2006. Tanadori Yamaguchi + Maki Portilla-Kawamura + Key Portilla-Kawamura + Ali Ganjavian. LOCUTORIO COLÓN (theoretical data)


History says that Christopher Columbus discovered America but we prefer to express ourselves in less Eurocentric terms and believe that Columbus established the first communication channel between the Old and New World, the first string in a net that has grown exponentially along the centuries.

We think that the Square of Colón (Columbus Square) should have that communication element with which we identify the historic figure (ironically the neighbouring gardens are called Gardens of the Discovery). Now, more than five centuries after that first contact, we suggest the use of this downtown Agora as an exponent of the state of relationship between Europe and Latin America.



Michel Serres describes the hyper-communicative condition of contemporary life with his brilliant reflection on the hors là in his book Atlas. Hors-là is a state that connects the local context with the global context, community networks and international networks; the tiny and the huge.

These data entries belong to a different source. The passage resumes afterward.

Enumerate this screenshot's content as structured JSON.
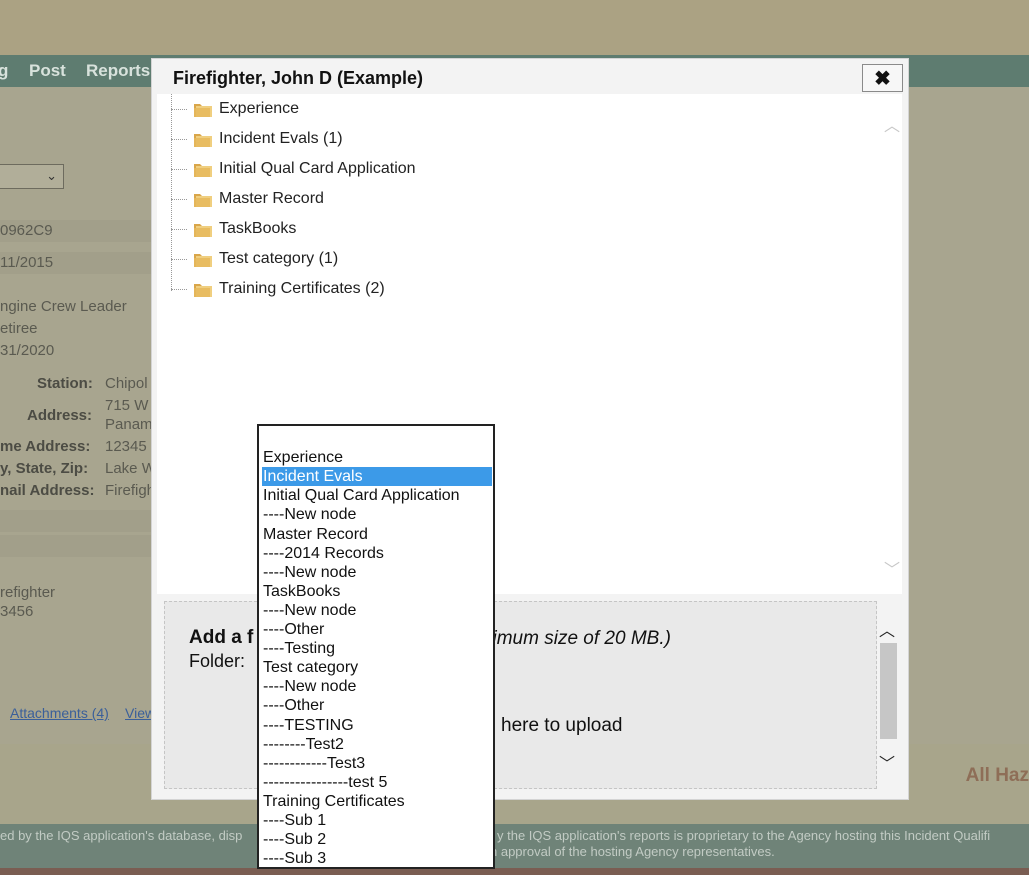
{
  "background": {
    "nav_items": [
      "g",
      "Post",
      "Reports"
    ],
    "fields": {
      "id_value": "0962C9",
      "date_value": "11/2015",
      "position_value": "ngine Crew Leader",
      "status_value": "etiree",
      "date2_value": "31/2020",
      "station_label": "Station:",
      "station_value": "Chipol",
      "address_label": "Address:",
      "address_value_1": "715 W",
      "address_value_2": "Panam",
      "home_address_label": "me Address:",
      "home_address_value": "12345",
      "city_label": "y, State, Zip:",
      "city_value": "Lake W",
      "email_label": "nail Address:",
      "email_value": "Firefigh",
      "title_value": "refighter",
      "number_value": "3456"
    },
    "links": {
      "attachments": "Attachments (4)",
      "view": "View"
    },
    "footer_right": "All Haz",
    "footer_line_1": "ed by the IQS application's database, disp",
    "footer_line_1b": "y the IQS application's reports is proprietary to the Agency hosting this Incident Qualifi",
    "footer_line_2b": "n approval of the hosting Agency representatives."
  },
  "modal": {
    "title": "Firefighter, John D (Example)",
    "close_glyph": "✖",
    "tree": [
      {
        "label": "Experience"
      },
      {
        "label": "Incident Evals (1)"
      },
      {
        "label": "Initial Qual Card Application"
      },
      {
        "label": "Master Record"
      },
      {
        "label": "TaskBooks"
      },
      {
        "label": "Test category (1)"
      },
      {
        "label": "Training Certificates (2)"
      }
    ],
    "upload": {
      "title_prefix": "Add a f",
      "hint_suffix": "ximum size of 20 MB.)",
      "folder_label": "Folder:",
      "drop_suffix": "here to upload"
    }
  },
  "dropdown": {
    "selected_index": 2,
    "options": [
      "",
      "Experience",
      "Incident Evals",
      "Initial Qual Card Application",
      "----New node",
      "Master Record",
      "----2014 Records",
      "----New node",
      "TaskBooks",
      "----New node",
      "----Other",
      "----Testing",
      "Test category",
      "----New node",
      "----Other",
      "----TESTING",
      "--------Test2",
      "------------Test3",
      "----------------test 5",
      "Training Certificates",
      "----Sub 1",
      "----Sub 2",
      "----Sub 3"
    ]
  },
  "colors": {
    "selected_option": "#3c9ae8",
    "folder_icon": "#e8b95a"
  }
}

Inside the social tangle of Madrid we find new emerging communities, mainly made of groups of immigrants. Among them, the ones corresponding to the Latin American countries are the most populated. In general, a catalyst element of cohesion to work is always necessary. In our society of communication, cyber cafés are used as catalysts among groups of immigrants that have just arrived. They’re physical vortexes of an imprecise and dense net of local relations and allow global relationships; In other words, an epitome of hors là.



The proposal is so simple and practical that it seems to enter the realm of the arguably non-artistic. We are aware of that, and even so we suggest the installation of a free of charge phone booth in the Colón Square for Madrid Abierto.

This project intends to move away from objectivity and cravings for eternity that are characteristic of modern art. However, the project wants to investigate the collateral aspects of a piece (phone booth) itself: on how the rumour about it spreads and how the turns to use it are organized, in the parallel activities that may appear unexpectedly around it, the schedule of its nocturnal use…

We like to think that the square will be the same once the phone booth is dismantled, however, it will have participated in creating a more complex social network between people in one and other side of the Atlantic.